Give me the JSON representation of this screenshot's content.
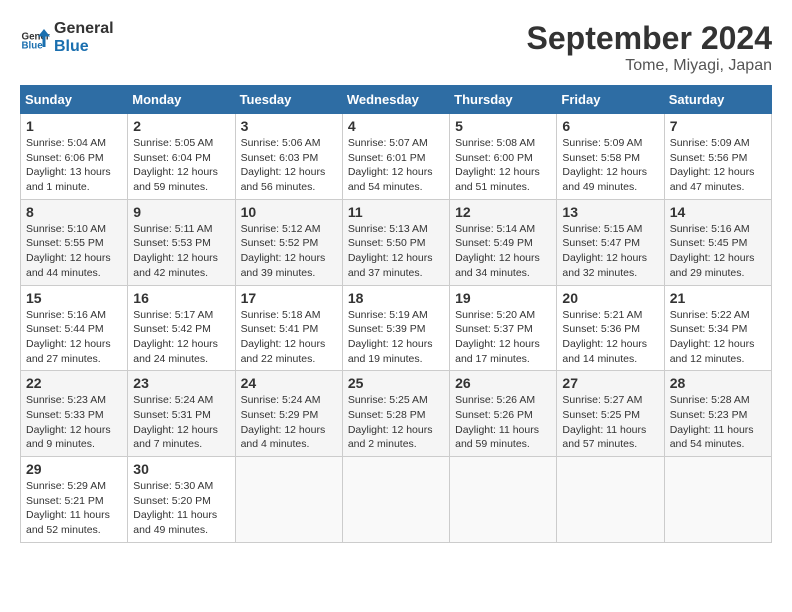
{
  "header": {
    "logo_general": "General",
    "logo_blue": "Blue",
    "month": "September 2024",
    "location": "Tome, Miyagi, Japan"
  },
  "columns": [
    "Sunday",
    "Monday",
    "Tuesday",
    "Wednesday",
    "Thursday",
    "Friday",
    "Saturday"
  ],
  "weeks": [
    [
      {
        "day": "1",
        "detail": "Sunrise: 5:04 AM\nSunset: 6:06 PM\nDaylight: 13 hours\nand 1 minute."
      },
      {
        "day": "2",
        "detail": "Sunrise: 5:05 AM\nSunset: 6:04 PM\nDaylight: 12 hours\nand 59 minutes."
      },
      {
        "day": "3",
        "detail": "Sunrise: 5:06 AM\nSunset: 6:03 PM\nDaylight: 12 hours\nand 56 minutes."
      },
      {
        "day": "4",
        "detail": "Sunrise: 5:07 AM\nSunset: 6:01 PM\nDaylight: 12 hours\nand 54 minutes."
      },
      {
        "day": "5",
        "detail": "Sunrise: 5:08 AM\nSunset: 6:00 PM\nDaylight: 12 hours\nand 51 minutes."
      },
      {
        "day": "6",
        "detail": "Sunrise: 5:09 AM\nSunset: 5:58 PM\nDaylight: 12 hours\nand 49 minutes."
      },
      {
        "day": "7",
        "detail": "Sunrise: 5:09 AM\nSunset: 5:56 PM\nDaylight: 12 hours\nand 47 minutes."
      }
    ],
    [
      {
        "day": "8",
        "detail": "Sunrise: 5:10 AM\nSunset: 5:55 PM\nDaylight: 12 hours\nand 44 minutes."
      },
      {
        "day": "9",
        "detail": "Sunrise: 5:11 AM\nSunset: 5:53 PM\nDaylight: 12 hours\nand 42 minutes."
      },
      {
        "day": "10",
        "detail": "Sunrise: 5:12 AM\nSunset: 5:52 PM\nDaylight: 12 hours\nand 39 minutes."
      },
      {
        "day": "11",
        "detail": "Sunrise: 5:13 AM\nSunset: 5:50 PM\nDaylight: 12 hours\nand 37 minutes."
      },
      {
        "day": "12",
        "detail": "Sunrise: 5:14 AM\nSunset: 5:49 PM\nDaylight: 12 hours\nand 34 minutes."
      },
      {
        "day": "13",
        "detail": "Sunrise: 5:15 AM\nSunset: 5:47 PM\nDaylight: 12 hours\nand 32 minutes."
      },
      {
        "day": "14",
        "detail": "Sunrise: 5:16 AM\nSunset: 5:45 PM\nDaylight: 12 hours\nand 29 minutes."
      }
    ],
    [
      {
        "day": "15",
        "detail": "Sunrise: 5:16 AM\nSunset: 5:44 PM\nDaylight: 12 hours\nand 27 minutes."
      },
      {
        "day": "16",
        "detail": "Sunrise: 5:17 AM\nSunset: 5:42 PM\nDaylight: 12 hours\nand 24 minutes."
      },
      {
        "day": "17",
        "detail": "Sunrise: 5:18 AM\nSunset: 5:41 PM\nDaylight: 12 hours\nand 22 minutes."
      },
      {
        "day": "18",
        "detail": "Sunrise: 5:19 AM\nSunset: 5:39 PM\nDaylight: 12 hours\nand 19 minutes."
      },
      {
        "day": "19",
        "detail": "Sunrise: 5:20 AM\nSunset: 5:37 PM\nDaylight: 12 hours\nand 17 minutes."
      },
      {
        "day": "20",
        "detail": "Sunrise: 5:21 AM\nSunset: 5:36 PM\nDaylight: 12 hours\nand 14 minutes."
      },
      {
        "day": "21",
        "detail": "Sunrise: 5:22 AM\nSunset: 5:34 PM\nDaylight: 12 hours\nand 12 minutes."
      }
    ],
    [
      {
        "day": "22",
        "detail": "Sunrise: 5:23 AM\nSunset: 5:33 PM\nDaylight: 12 hours\nand 9 minutes."
      },
      {
        "day": "23",
        "detail": "Sunrise: 5:24 AM\nSunset: 5:31 PM\nDaylight: 12 hours\nand 7 minutes."
      },
      {
        "day": "24",
        "detail": "Sunrise: 5:24 AM\nSunset: 5:29 PM\nDaylight: 12 hours\nand 4 minutes."
      },
      {
        "day": "25",
        "detail": "Sunrise: 5:25 AM\nSunset: 5:28 PM\nDaylight: 12 hours\nand 2 minutes."
      },
      {
        "day": "26",
        "detail": "Sunrise: 5:26 AM\nSunset: 5:26 PM\nDaylight: 11 hours\nand 59 minutes."
      },
      {
        "day": "27",
        "detail": "Sunrise: 5:27 AM\nSunset: 5:25 PM\nDaylight: 11 hours\nand 57 minutes."
      },
      {
        "day": "28",
        "detail": "Sunrise: 5:28 AM\nSunset: 5:23 PM\nDaylight: 11 hours\nand 54 minutes."
      }
    ],
    [
      {
        "day": "29",
        "detail": "Sunrise: 5:29 AM\nSunset: 5:21 PM\nDaylight: 11 hours\nand 52 minutes."
      },
      {
        "day": "30",
        "detail": "Sunrise: 5:30 AM\nSunset: 5:20 PM\nDaylight: 11 hours\nand 49 minutes."
      },
      {
        "day": "",
        "detail": ""
      },
      {
        "day": "",
        "detail": ""
      },
      {
        "day": "",
        "detail": ""
      },
      {
        "day": "",
        "detail": ""
      },
      {
        "day": "",
        "detail": ""
      }
    ]
  ]
}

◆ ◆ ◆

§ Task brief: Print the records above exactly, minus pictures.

§ Output of the task:
Give me the JSON representation of this screenshot's content.
{
  "header": {
    "logo_general": "General",
    "logo_blue": "Blue",
    "month": "September 2024",
    "location": "Tome, Miyagi, Japan"
  },
  "columns": [
    "Sunday",
    "Monday",
    "Tuesday",
    "Wednesday",
    "Thursday",
    "Friday",
    "Saturday"
  ],
  "weeks": [
    [
      {
        "day": "1",
        "detail": "Sunrise: 5:04 AM\nSunset: 6:06 PM\nDaylight: 13 hours\nand 1 minute."
      },
      {
        "day": "2",
        "detail": "Sunrise: 5:05 AM\nSunset: 6:04 PM\nDaylight: 12 hours\nand 59 minutes."
      },
      {
        "day": "3",
        "detail": "Sunrise: 5:06 AM\nSunset: 6:03 PM\nDaylight: 12 hours\nand 56 minutes."
      },
      {
        "day": "4",
        "detail": "Sunrise: 5:07 AM\nSunset: 6:01 PM\nDaylight: 12 hours\nand 54 minutes."
      },
      {
        "day": "5",
        "detail": "Sunrise: 5:08 AM\nSunset: 6:00 PM\nDaylight: 12 hours\nand 51 minutes."
      },
      {
        "day": "6",
        "detail": "Sunrise: 5:09 AM\nSunset: 5:58 PM\nDaylight: 12 hours\nand 49 minutes."
      },
      {
        "day": "7",
        "detail": "Sunrise: 5:09 AM\nSunset: 5:56 PM\nDaylight: 12 hours\nand 47 minutes."
      }
    ],
    [
      {
        "day": "8",
        "detail": "Sunrise: 5:10 AM\nSunset: 5:55 PM\nDaylight: 12 hours\nand 44 minutes."
      },
      {
        "day": "9",
        "detail": "Sunrise: 5:11 AM\nSunset: 5:53 PM\nDaylight: 12 hours\nand 42 minutes."
      },
      {
        "day": "10",
        "detail": "Sunrise: 5:12 AM\nSunset: 5:52 PM\nDaylight: 12 hours\nand 39 minutes."
      },
      {
        "day": "11",
        "detail": "Sunrise: 5:13 AM\nSunset: 5:50 PM\nDaylight: 12 hours\nand 37 minutes."
      },
      {
        "day": "12",
        "detail": "Sunrise: 5:14 AM\nSunset: 5:49 PM\nDaylight: 12 hours\nand 34 minutes."
      },
      {
        "day": "13",
        "detail": "Sunrise: 5:15 AM\nSunset: 5:47 PM\nDaylight: 12 hours\nand 32 minutes."
      },
      {
        "day": "14",
        "detail": "Sunrise: 5:16 AM\nSunset: 5:45 PM\nDaylight: 12 hours\nand 29 minutes."
      }
    ],
    [
      {
        "day": "15",
        "detail": "Sunrise: 5:16 AM\nSunset: 5:44 PM\nDaylight: 12 hours\nand 27 minutes."
      },
      {
        "day": "16",
        "detail": "Sunrise: 5:17 AM\nSunset: 5:42 PM\nDaylight: 12 hours\nand 24 minutes."
      },
      {
        "day": "17",
        "detail": "Sunrise: 5:18 AM\nSunset: 5:41 PM\nDaylight: 12 hours\nand 22 minutes."
      },
      {
        "day": "18",
        "detail": "Sunrise: 5:19 AM\nSunset: 5:39 PM\nDaylight: 12 hours\nand 19 minutes."
      },
      {
        "day": "19",
        "detail": "Sunrise: 5:20 AM\nSunset: 5:37 PM\nDaylight: 12 hours\nand 17 minutes."
      },
      {
        "day": "20",
        "detail": "Sunrise: 5:21 AM\nSunset: 5:36 PM\nDaylight: 12 hours\nand 14 minutes."
      },
      {
        "day": "21",
        "detail": "Sunrise: 5:22 AM\nSunset: 5:34 PM\nDaylight: 12 hours\nand 12 minutes."
      }
    ],
    [
      {
        "day": "22",
        "detail": "Sunrise: 5:23 AM\nSunset: 5:33 PM\nDaylight: 12 hours\nand 9 minutes."
      },
      {
        "day": "23",
        "detail": "Sunrise: 5:24 AM\nSunset: 5:31 PM\nDaylight: 12 hours\nand 7 minutes."
      },
      {
        "day": "24",
        "detail": "Sunrise: 5:24 AM\nSunset: 5:29 PM\nDaylight: 12 hours\nand 4 minutes."
      },
      {
        "day": "25",
        "detail": "Sunrise: 5:25 AM\nSunset: 5:28 PM\nDaylight: 12 hours\nand 2 minutes."
      },
      {
        "day": "26",
        "detail": "Sunrise: 5:26 AM\nSunset: 5:26 PM\nDaylight: 11 hours\nand 59 minutes."
      },
      {
        "day": "27",
        "detail": "Sunrise: 5:27 AM\nSunset: 5:25 PM\nDaylight: 11 hours\nand 57 minutes."
      },
      {
        "day": "28",
        "detail": "Sunrise: 5:28 AM\nSunset: 5:23 PM\nDaylight: 11 hours\nand 54 minutes."
      }
    ],
    [
      {
        "day": "29",
        "detail": "Sunrise: 5:29 AM\nSunset: 5:21 PM\nDaylight: 11 hours\nand 52 minutes."
      },
      {
        "day": "30",
        "detail": "Sunrise: 5:30 AM\nSunset: 5:20 PM\nDaylight: 11 hours\nand 49 minutes."
      },
      {
        "day": "",
        "detail": ""
      },
      {
        "day": "",
        "detail": ""
      },
      {
        "day": "",
        "detail": ""
      },
      {
        "day": "",
        "detail": ""
      },
      {
        "day": "",
        "detail": ""
      }
    ]
  ]
}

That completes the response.